This volume is also panelled externally in oak, yet inside the spaces are intended to be calming, with white panelling and green carpets.

The Lycée by Knox Bhavan Architects, a residential renovation and conversion in London, UK

"Materials play an important role in the main space," said the architects. "At ground floor, materials remain raw and self-coloured."

They continued: "On the first floor and mezzanine all joinery is white which, with a vibrant green carpet, makes this a quiet other world."

The Lycée by Knox Bhavan Architects, a residential renovation and conversion in London, UK

A door leads through from the mezzanine to the bedrooms at the back, which feature a quiet decoration style that differs from the more open living spaces.

The Lycée by Knox Bhavan Architects, a residential renovation and conversion in London, UK

On the upper storey is a master bedroom with a guest bedroom located directly beneath it. The master en suite is decorated with green tiling that complements the carpets elsewhere.

The Lycée by Knox Bhavan Architects, a residential renovation and conversion in London, UK

The two floors are connected by a second staircase, built from walnut, with the entrance and a coat room located on a mid-level landing.

"Although a big, dramatic, impressive space, this apartment includes secret and private places.
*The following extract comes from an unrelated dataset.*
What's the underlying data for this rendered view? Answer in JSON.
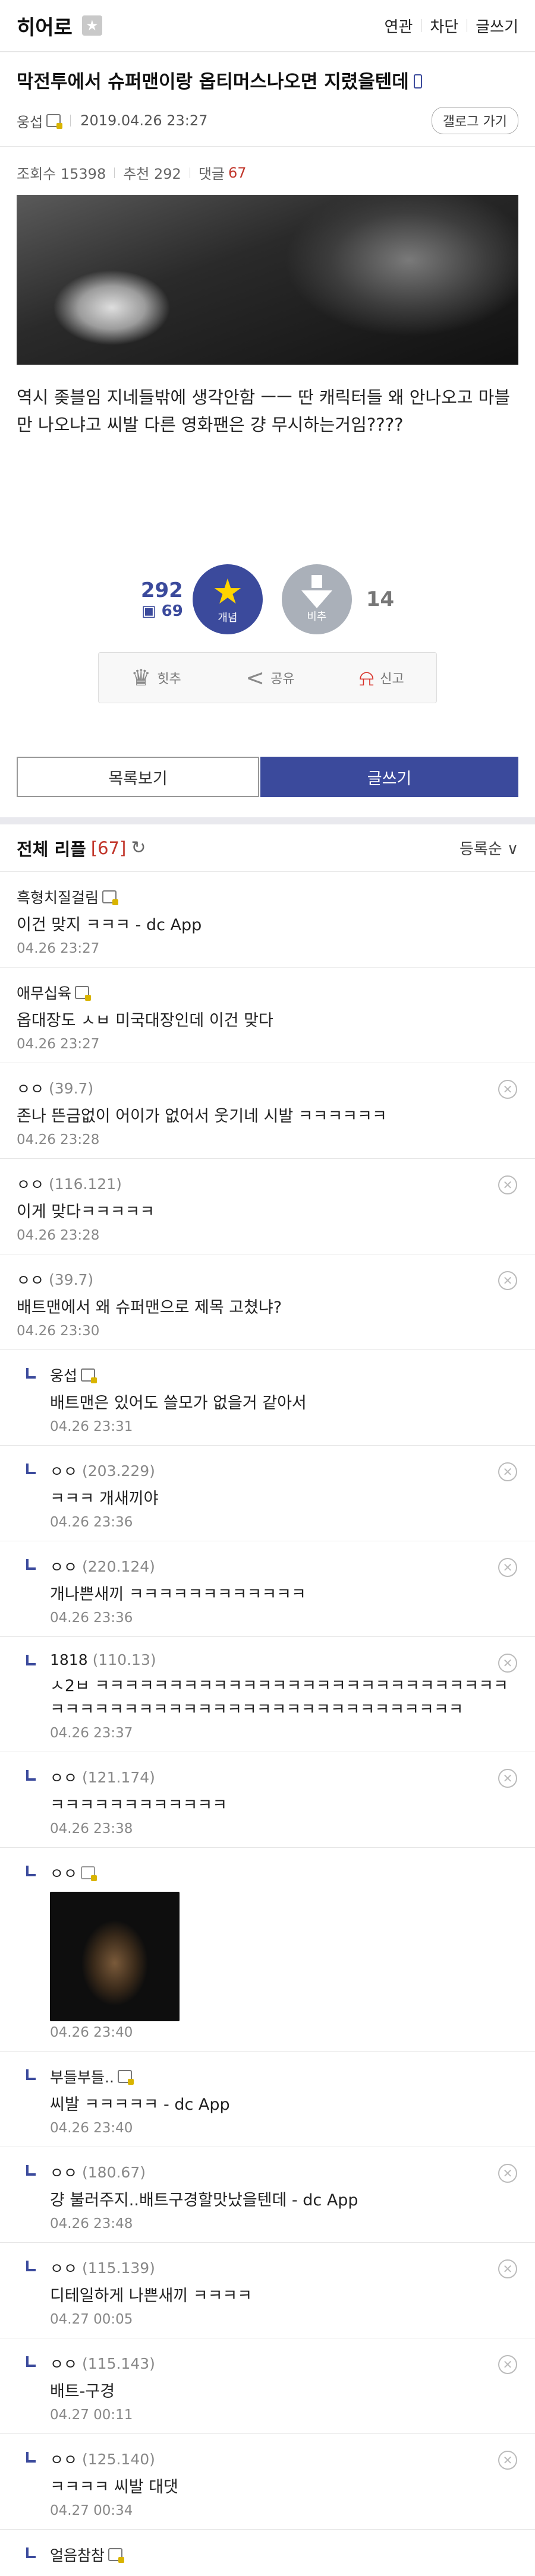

It works on all levels for the clients," added the team.

The Lycée by Knox Bhavan Architects, a residential renovation and conversion in London, UK

With the rising popularity of renovations with character, a number of former schools are being converted into apartments.
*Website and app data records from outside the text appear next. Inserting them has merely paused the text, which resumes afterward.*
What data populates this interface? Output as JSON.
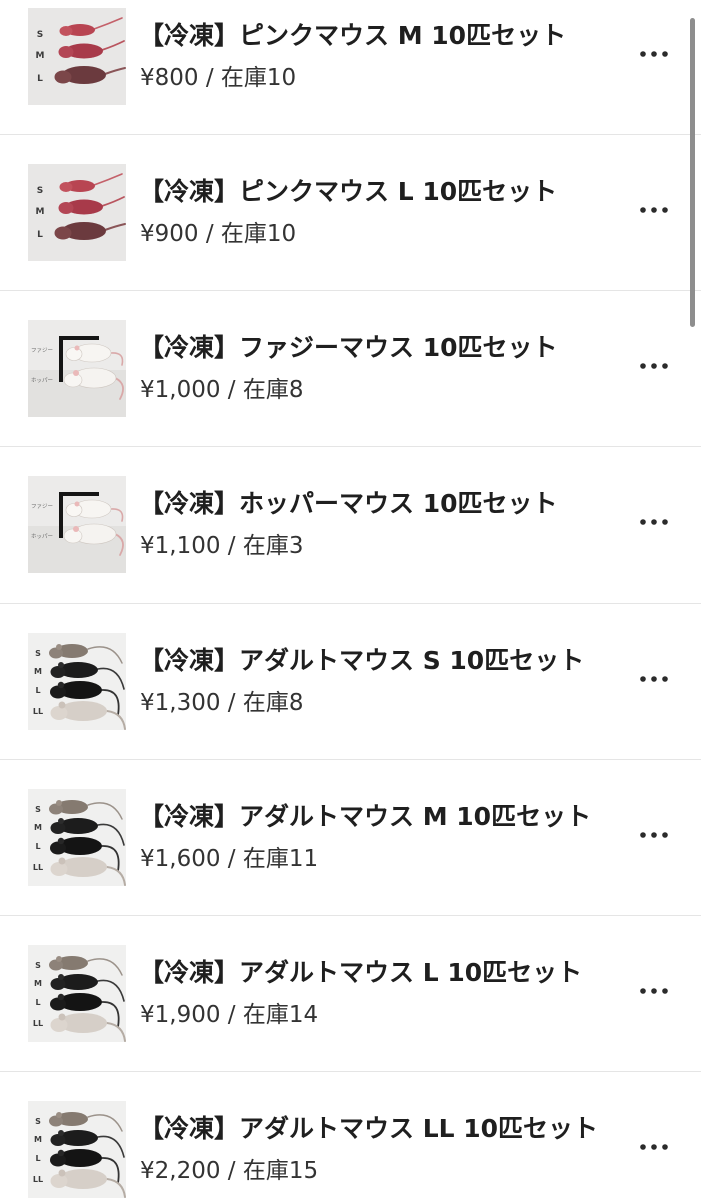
{
  "separator": " / ",
  "icons": {
    "row_menu_icon": "more-horizontal-icon"
  },
  "colors": {
    "background": "#ffffff",
    "title_text": "#1f1f1f",
    "price_text": "#333333",
    "divider": "#e5e5e5",
    "menu_icon": "#2b2b2b",
    "scrollbar": "#8e8e8e"
  },
  "products": [
    {
      "title": "【冷凍】ピンクマウス M 10匹セット",
      "price": "¥800",
      "stock": "在庫10",
      "thumbnail": {
        "labels": [
          "S",
          "M",
          "L"
        ]
      }
    },
    {
      "title": "【冷凍】ピンクマウス L 10匹セット",
      "price": "¥900",
      "stock": "在庫10",
      "thumbnail": {
        "labels": [
          "S",
          "M",
          "L"
        ]
      }
    },
    {
      "title": "【冷凍】ファジーマウス 10匹セット",
      "price": "¥1,000",
      "stock": "在庫8",
      "thumbnail": {
        "labels": [
          "ファジー",
          "ホッパー"
        ]
      }
    },
    {
      "title": "【冷凍】ホッパーマウス 10匹セット",
      "price": "¥1,100",
      "stock": "在庫3",
      "thumbnail": {
        "labels": [
          "ファジー",
          "ホッパー"
        ]
      }
    },
    {
      "title": "【冷凍】アダルトマウス S 10匹セット",
      "price": "¥1,300",
      "stock": "在庫8",
      "thumbnail": {
        "labels": [
          "S",
          "M",
          "L",
          "LL"
        ]
      }
    },
    {
      "title": "【冷凍】アダルトマウス M 10匹セット",
      "price": "¥1,600",
      "stock": "在庫11",
      "thumbnail": {
        "labels": [
          "S",
          "M",
          "L",
          "LL"
        ]
      }
    },
    {
      "title": "【冷凍】アダルトマウス L 10匹セット",
      "price": "¥1,900",
      "stock": "在庫14",
      "thumbnail": {
        "labels": [
          "S",
          "M",
          "L",
          "LL"
        ]
      }
    },
    {
      "title": "【冷凍】アダルトマウス LL 10匹セット",
      "price": "¥2,200",
      "stock": "在庫15",
      "thumbnail": {
        "labels": [
          "S",
          "M",
          "L",
          "LL"
        ]
      }
    }
  ]
}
Examples include a school in Belgium that has been split in to apartments by glass partitions and an east London flat featuring a folded steel staircase that is set within a converted Victorian school building.

Photography is by Dennis Gilbert.
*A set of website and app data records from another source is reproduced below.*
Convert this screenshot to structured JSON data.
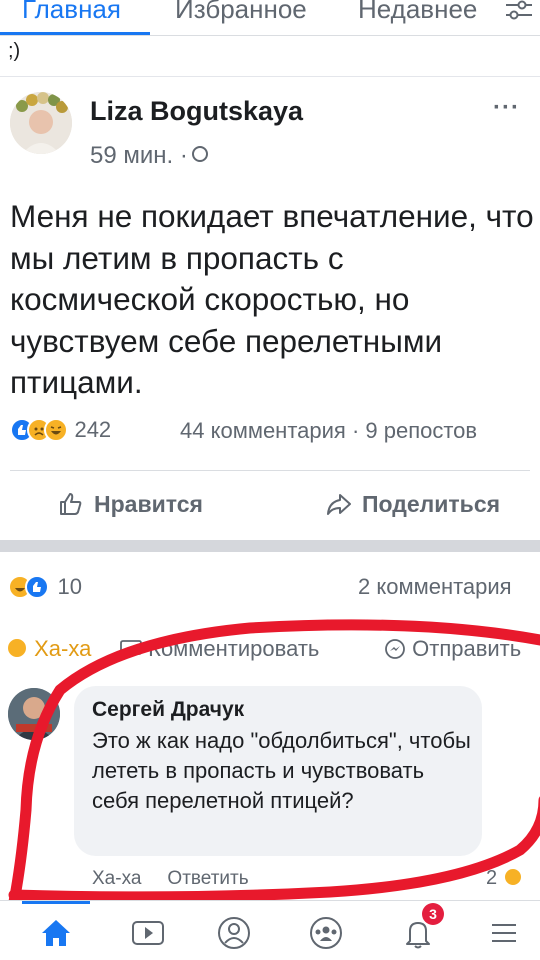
{
  "top_tabs": {
    "home": "Главная",
    "favorites": "Избранное",
    "recent": "Недавнее"
  },
  "status_text": ";)",
  "post": {
    "author": "Liza Bogutskaya",
    "time": "59 мин. ·",
    "text": "Меня не покидает впечатление, что мы летим в пропасть с космической скоростью, но чувствуем себе перелетными птицами.",
    "reactions_count": "242",
    "stats": "44 комментария · 9 репостов",
    "like_label": "Нравится",
    "share_label": "Поделиться"
  },
  "second_item": {
    "reactions_count": "10",
    "comments_count": "2 комментария",
    "haha_label": "Ха-ха",
    "comment_label": "Комментировать",
    "send_label": "Отправить"
  },
  "comment": {
    "author": "Сергей Драчук",
    "text": "Это ж как надо \"обдолбиться\", чтобы лететь в пропасть и чувствовать себя перелетной птицей?",
    "haha_label": "Ха-ха",
    "reply_label": "Ответить",
    "reactions_count": "2"
  },
  "bottom_nav": {
    "notifications_badge": "3"
  },
  "colors": {
    "accent": "#1877f2",
    "annotation": "#e8192c",
    "haha": "#f7b125"
  }
}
Project credits:

Architect: Knox Bhavan Architects
Contractor: Philiam Construction & Developments
Structural engineer: Price & Myers
Services engineer: Paul Bastick Associates
Quantity surveyor: Ian Thompson & Company

Exploded perspective of The Lycée by Knox Bhavan Architects, a residential renovation and conversion in London, UK
Exploded axonometric diagram – click for larger image
Site plan of The Lycée by Knox Bhavan Architects, a residential renovation and conversion in London, UK
Site plan – click for larger image
Ground floor plan of The Lycée by Knox Bhavan Architects, a residential renovation and conversion in London, UK
Ground floor plan – click for larger image
First floor plan of The Lycée by Knox Bhavan Architects, a residential renovation and conversion in London, UK
First floor plan – click for larger image
Section of The Lycée by Knox Bhavan Architects, a residential renovation and conversion in London, UK
Section one – click for larger image
Section of The Lycée by Knox Bhavan Architects, a residential renovation and conversion in London, UK
Section two – click for larger image
Section of The Lycée by Knox Bhavan Architects, a residential renovation and conversion in London, UK
Section three – click for larger image
Section of The Lycée by Knox Bhavan Architects, a residential renovation and conversion in London, UK
Section four – click for larger image
Section of The Lycée by Knox Bhavan Architects, a residential renovation and conversion in London, UK
Section five – click for larger image